Task brief: Please provide the entries below again, word for word.

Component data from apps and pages

++++

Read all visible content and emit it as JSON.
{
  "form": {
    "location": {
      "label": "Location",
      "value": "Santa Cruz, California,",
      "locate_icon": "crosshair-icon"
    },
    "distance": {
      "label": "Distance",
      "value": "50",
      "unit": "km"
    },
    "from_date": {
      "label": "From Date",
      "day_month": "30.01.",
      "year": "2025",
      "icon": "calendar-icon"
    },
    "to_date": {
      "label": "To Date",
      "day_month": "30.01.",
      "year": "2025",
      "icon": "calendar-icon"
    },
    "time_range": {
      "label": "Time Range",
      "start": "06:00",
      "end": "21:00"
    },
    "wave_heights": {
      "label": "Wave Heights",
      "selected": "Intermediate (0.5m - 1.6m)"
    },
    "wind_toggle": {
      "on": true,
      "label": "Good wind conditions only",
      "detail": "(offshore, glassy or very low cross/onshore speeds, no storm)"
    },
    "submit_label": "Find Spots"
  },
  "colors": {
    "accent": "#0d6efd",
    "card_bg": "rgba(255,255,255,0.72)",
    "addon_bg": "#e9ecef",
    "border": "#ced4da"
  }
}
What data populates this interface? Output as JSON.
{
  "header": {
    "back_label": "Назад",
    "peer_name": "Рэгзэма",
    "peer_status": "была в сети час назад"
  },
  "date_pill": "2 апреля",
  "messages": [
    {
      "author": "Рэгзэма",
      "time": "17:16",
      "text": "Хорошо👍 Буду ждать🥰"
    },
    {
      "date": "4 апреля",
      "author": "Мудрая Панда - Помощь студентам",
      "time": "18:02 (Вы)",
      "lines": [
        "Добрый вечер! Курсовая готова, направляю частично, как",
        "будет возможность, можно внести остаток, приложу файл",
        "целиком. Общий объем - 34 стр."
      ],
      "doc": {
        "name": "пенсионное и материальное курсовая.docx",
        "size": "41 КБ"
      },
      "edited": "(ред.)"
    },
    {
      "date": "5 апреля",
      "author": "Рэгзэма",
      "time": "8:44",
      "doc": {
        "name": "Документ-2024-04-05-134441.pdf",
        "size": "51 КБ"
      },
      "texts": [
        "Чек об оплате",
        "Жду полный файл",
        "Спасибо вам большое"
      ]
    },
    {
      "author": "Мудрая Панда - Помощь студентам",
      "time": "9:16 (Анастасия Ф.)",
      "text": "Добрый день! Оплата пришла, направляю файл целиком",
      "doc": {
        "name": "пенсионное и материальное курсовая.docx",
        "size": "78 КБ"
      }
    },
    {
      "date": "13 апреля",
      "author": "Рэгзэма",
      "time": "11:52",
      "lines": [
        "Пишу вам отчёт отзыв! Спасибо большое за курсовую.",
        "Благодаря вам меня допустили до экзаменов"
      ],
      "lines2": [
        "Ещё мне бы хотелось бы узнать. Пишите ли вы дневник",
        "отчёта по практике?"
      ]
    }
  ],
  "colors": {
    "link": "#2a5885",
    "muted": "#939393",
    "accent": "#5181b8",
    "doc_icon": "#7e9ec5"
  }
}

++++

Task result:
Read all visible content and emit it as JSON.
{
  "form": {
    "location": {
      "label": "Location",
      "value": "Santa Cruz, California,",
      "locate_icon": "crosshair-icon"
    },
    "distance": {
      "label": "Distance",
      "value": "50",
      "unit": "km"
    },
    "from_date": {
      "label": "From Date",
      "day_month": "30.01.",
      "year": "2025",
      "icon": "calendar-icon"
    },
    "to_date": {
      "label": "To Date",
      "day_month": "30.01.",
      "year": "2025",
      "icon": "calendar-icon"
    },
    "time_range": {
      "label": "Time Range",
      "start": "06:00",
      "end": "21:00"
    },
    "wave_heights": {
      "label": "Wave Heights",
      "selected": "Intermediate (0.5m - 1.6m)"
    },
    "wind_toggle": {
      "on": true,
      "label": "Good wind conditions only",
      "detail": "(offshore, glassy or very low cross/onshore speeds, no storm)"
    },
    "submit_label": "Find Spots"
  },
  "colors": {
    "accent": "#0d6efd",
    "card_bg": "rgba(255,255,255,0.72)",
    "addon_bg": "#e9ecef",
    "border": "#ced4da"
  }
}
What data populates this interface? Output as JSON.
{
  "header": {
    "back_label": "Назад",
    "peer_name": "Рэгзэма",
    "peer_status": "была в сети час назад"
  },
  "date_pill": "2 апреля",
  "messages": [
    {
      "author": "Рэгзэма",
      "time": "17:16",
      "text": "Хорошо👍 Буду ждать🥰"
    },
    {
      "date": "4 апреля",
      "author": "Мудрая Панда - Помощь студентам",
      "time": "18:02 (Вы)",
      "lines": [
        "Добрый вечер! Курсовая готова, направляю частично, как",
        "будет возможность, можно внести остаток, приложу файл",
        "целиком. Общий объем - 34 стр."
      ],
      "doc": {
        "name": "пенсионное и материальное курсовая.docx",
        "size": "41 КБ"
      },
      "edited": "(ред.)"
    },
    {
      "date": "5 апреля",
      "author": "Рэгзэма",
      "time": "8:44",
      "doc": {
        "name": "Документ-2024-04-05-134441.pdf",
        "size": "51 КБ"
      },
      "texts": [
        "Чек об оплате",
        "Жду полный файл",
        "Спасибо вам большое"
      ]
    },
    {
      "author": "Мудрая Панда - Помощь студентам",
      "time": "9:16 (Анастасия Ф.)",
      "text": "Добрый день! Оплата пришла, направляю файл целиком",
      "doc": {
        "name": "пенсионное и материальное курсовая.docx",
        "size": "78 КБ"
      }
    },
    {
      "date": "13 апреля",
      "author": "Рэгзэма",
      "time": "11:52",
      "lines": [
        "Пишу вам отчёт отзыв! Спасибо большое за курсовую.",
        "Благодаря вам меня допустили до экзаменов"
      ],
      "lines2": [
        "Ещё мне бы хотелось бы узнать. Пишите ли вы дневник",
        "отчёта по практике?"
      ]
    }
  ],
  "colors": {
    "link": "#2a5885",
    "muted": "#939393",
    "accent": "#5181b8",
    "doc_icon": "#7e9ec5"
  }
}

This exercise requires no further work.